The remedy for unproductive busyness

Raise your hand if you feel busy. Keep it up, still, if you think the busyness is hurting your productivity. If your hand is still up, then you should keep on reading.

It’s very easy to succumb to the temptation of staying busy even when it is counterproductive: It is the way our brains are wired. But there is a remedy that we can employ to translate that predisposition into productivity.

Research points to two reasons we often feel busy (but not necessarily productive) – and they are both self-imposed.

– People have an aversion to idleness. We have friends who will, by choice, drive miles out of their way to avoid waiting for a few minutes at traffic lights, even if the detour means their journey takes more time. Research suggests that the same applies to work, where many of the things we choose to do are merely justifications to keep ourselves busy.

– We have a bias toward action. When faced with uncertainty or a problem, particularly an ambiguous one, we prefer to do something, even if it’s counterproductive and doing nothing is the best course of action.

The action bias can lead us to jump into developing solutions before we fully understand a problem. In one study we conducted, we found that people feel more productive when they are executing tasks rather than when they are planning them. Especially when under time pressure, they perceived planning as a waste of time – even if it actually leads to better performance than jumping into the task head-first.

Choosing to be busy over real progress can be an easy choice; being productive, by contrast, is much more challenging. What helps? Reminding ourselves that taking the time to reflect can help make us more productive.

In a study we conducted at the tech-support call center at Wipro, a business-process outsourcing company based in Bangalore, India, we found that thinking improves performance.

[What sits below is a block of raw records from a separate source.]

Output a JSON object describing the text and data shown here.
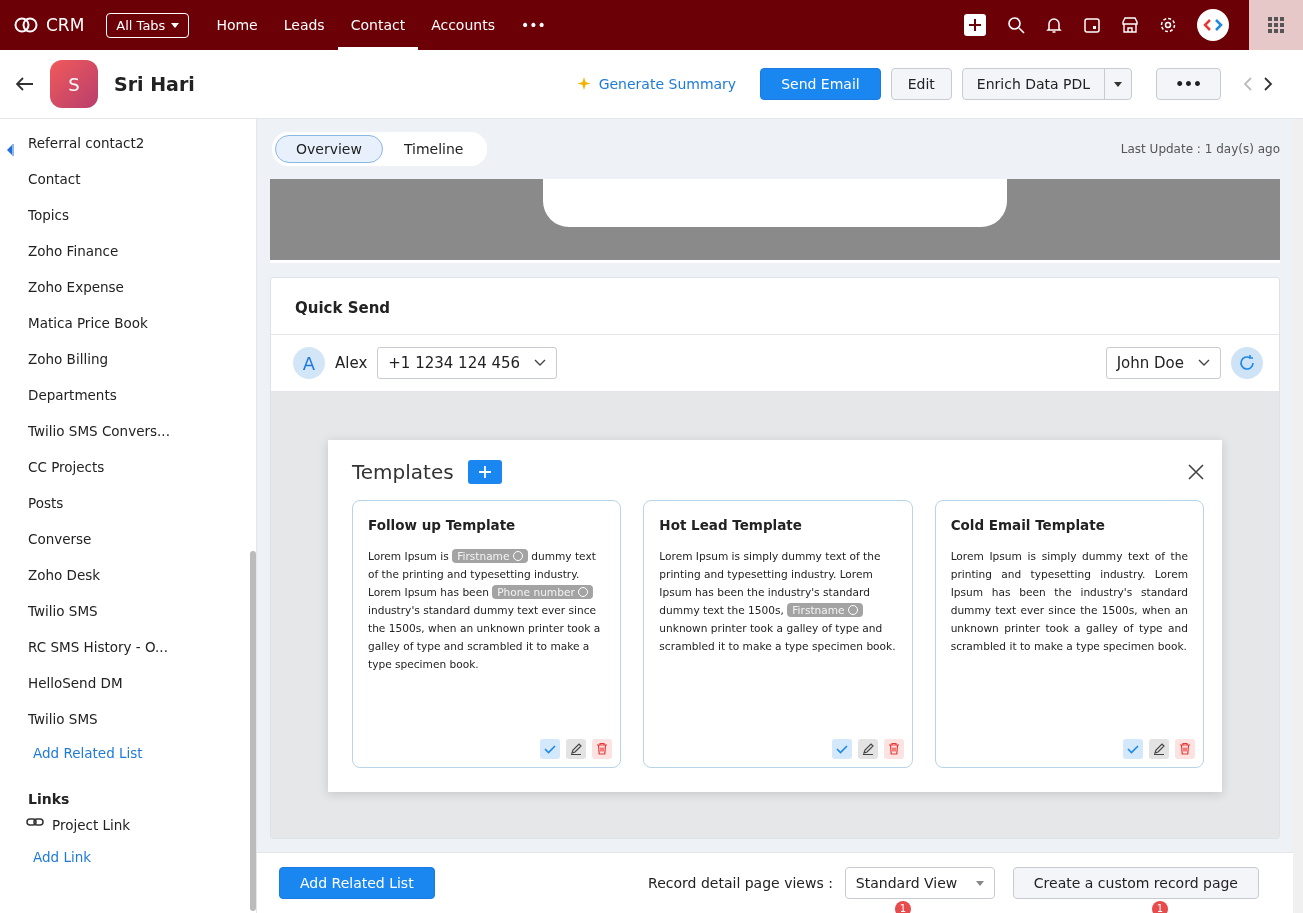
{
  "topbar": {
    "logo": "CRM",
    "all_tabs": "All Tabs",
    "nav": [
      {
        "label": "Home",
        "selected": false
      },
      {
        "label": "Leads",
        "selected": false
      },
      {
        "label": "Contact",
        "selected": true
      },
      {
        "label": "Accounts",
        "selected": false
      }
    ],
    "more": "•••"
  },
  "record": {
    "avatar": "S",
    "name": "Sri Hari",
    "generate_summary": "Generate Summary",
    "send_email": "Send Email",
    "edit": "Edit",
    "enrich": "Enrich Data PDL",
    "more": "•••"
  },
  "sidebar": {
    "items": [
      "Referral contact2",
      "Contact",
      "Topics",
      "Zoho Finance",
      "Zoho Expense",
      "Matica Price Book",
      "Zoho Billing",
      "Departments",
      "Twilio SMS Convers...",
      "CC Projects",
      "Posts",
      "Converse",
      "Zoho Desk",
      "Twilio SMS",
      "RC SMS History - O...",
      "HelloSend DM",
      "Twilio SMS"
    ],
    "add_related_list": "Add Related List",
    "links_heading": "Links",
    "links": [
      "Project Link"
    ],
    "add_link": "Add Link"
  },
  "view_tabs": [
    {
      "label": "Overview",
      "selected": true
    },
    {
      "label": "Timeline",
      "selected": false
    }
  ],
  "last_update": "Last Update : 1 day(s) ago",
  "quick_send": {
    "title": "Quick Send",
    "contact_initial": "A",
    "contact_name": "Alex",
    "phone": "+1 1234 124 456",
    "sender": "John Doe"
  },
  "templates_modal": {
    "title": "Templates",
    "cards": [
      {
        "title": "Follow up Template",
        "justified": false,
        "body": [
          {
            "kind": "text",
            "text": "Lorem Ipsum is "
          },
          {
            "kind": "chip",
            "text": "Firstname"
          },
          {
            "kind": "text",
            "text": " dummy text of the printing and typesetting industry. Lorem Ipsum has been "
          },
          {
            "kind": "chip",
            "text": "Phone number"
          },
          {
            "kind": "text",
            "text": " industry's standard dummy text ever since the 1500s, when an unknown printer took a galley of type and scrambled it to make a type specimen book."
          }
        ]
      },
      {
        "title": "Hot Lead Template",
        "justified": false,
        "body": [
          {
            "kind": "text",
            "text": "Lorem Ipsum is simply dummy text of the printing and typesetting industry. Lorem Ipsum has been the industry's standard dummy text the 1500s, "
          },
          {
            "kind": "chip",
            "text": "Firstname"
          },
          {
            "kind": "text",
            "text": " unknown printer took a galley of type and scrambled it to make a type specimen book."
          }
        ]
      },
      {
        "title": "Cold Email Template",
        "justified": true,
        "body": [
          {
            "kind": "text",
            "text": "Lorem Ipsum is simply dummy text of the printing and typesetting industry. Lorem Ipsum has been the industry's standard dummy text ever since the 1500s, when an unknown printer took a galley of type and scrambled it to make a type specimen book."
          }
        ]
      }
    ]
  },
  "footer": {
    "add_related_list": "Add Related List",
    "views_label": "Record detail page views :",
    "view_value": "Standard View",
    "create_custom": "Create a custom record page",
    "badges": [
      "1",
      "1"
    ]
  }
}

We asked groups of employees going through training to spend the last 15 minutes of each day writing about and reflecting on the lessons they had learned that day. Other employees just kept working at the end of the day for those 15 minutes and did not receive additional training. The result? Over the course of one month, the reflection group increased its performance on the final training test by an average of 22.8% more than the control group of trainees who had been working 15 minutes longer per day!

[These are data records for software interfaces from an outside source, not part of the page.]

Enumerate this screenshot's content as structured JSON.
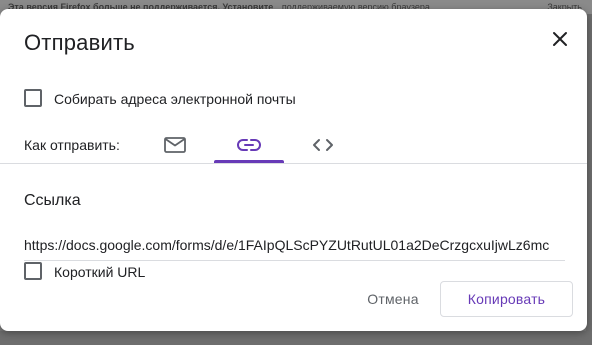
{
  "background": {
    "notice_bold": "Эта версия Firefox больше не поддерживается. Установите",
    "notice_link": "поддерживаемую версию браузера.",
    "notice_close": "Закрыть"
  },
  "dialog": {
    "title": "Отправить",
    "close_icon": "close-icon",
    "collect_emails_label": "Собирать адреса электронной почты",
    "collect_emails_checked": false,
    "send_via_label": "Как отправить:",
    "tabs": [
      {
        "name": "email",
        "icon": "envelope-icon",
        "active": false
      },
      {
        "name": "link",
        "icon": "link-icon",
        "active": true
      },
      {
        "name": "embed",
        "icon": "code-icon",
        "active": false
      }
    ],
    "section_title": "Ссылка",
    "link_value": "https://docs.google.com/forms/d/e/1FAIpQLScPYZUtRutUL01a2DeCrzgcxuIjwLz6mc",
    "short_url_label": "Короткий URL",
    "short_url_checked": false,
    "cancel_label": "Отмена",
    "copy_label": "Копировать"
  },
  "colors": {
    "accent": "#673ab7",
    "text_primary": "#202124",
    "text_secondary": "#5f6368",
    "divider": "#dadce0"
  }
}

Reflection has such beneficial effects on performance because it makes us more aware of where we are, gives us information about our progress, and lends us the confidence we need to accomplish tasks and goals.

Through reflection, we can better understand the actions we are considering and ensure they are the ones that will make us productive. As a mentor once told one of us: “Don’t avoid thinking by being busy.”

(Francesca Gino is a professor at Harvard Business School, a faculty affiliate of the Behavioral Insights Group and the author of “Sidetracked: Why Our Decisions Get Derailed , and How We Can Stick to the Plan.” Bradley Staats is an associate professor at the University of North Carolina’s Kenan-Flagler Business School.)

© 2015 Harvard Business School Publishing Corp. Distributed by The New York Times Syndicate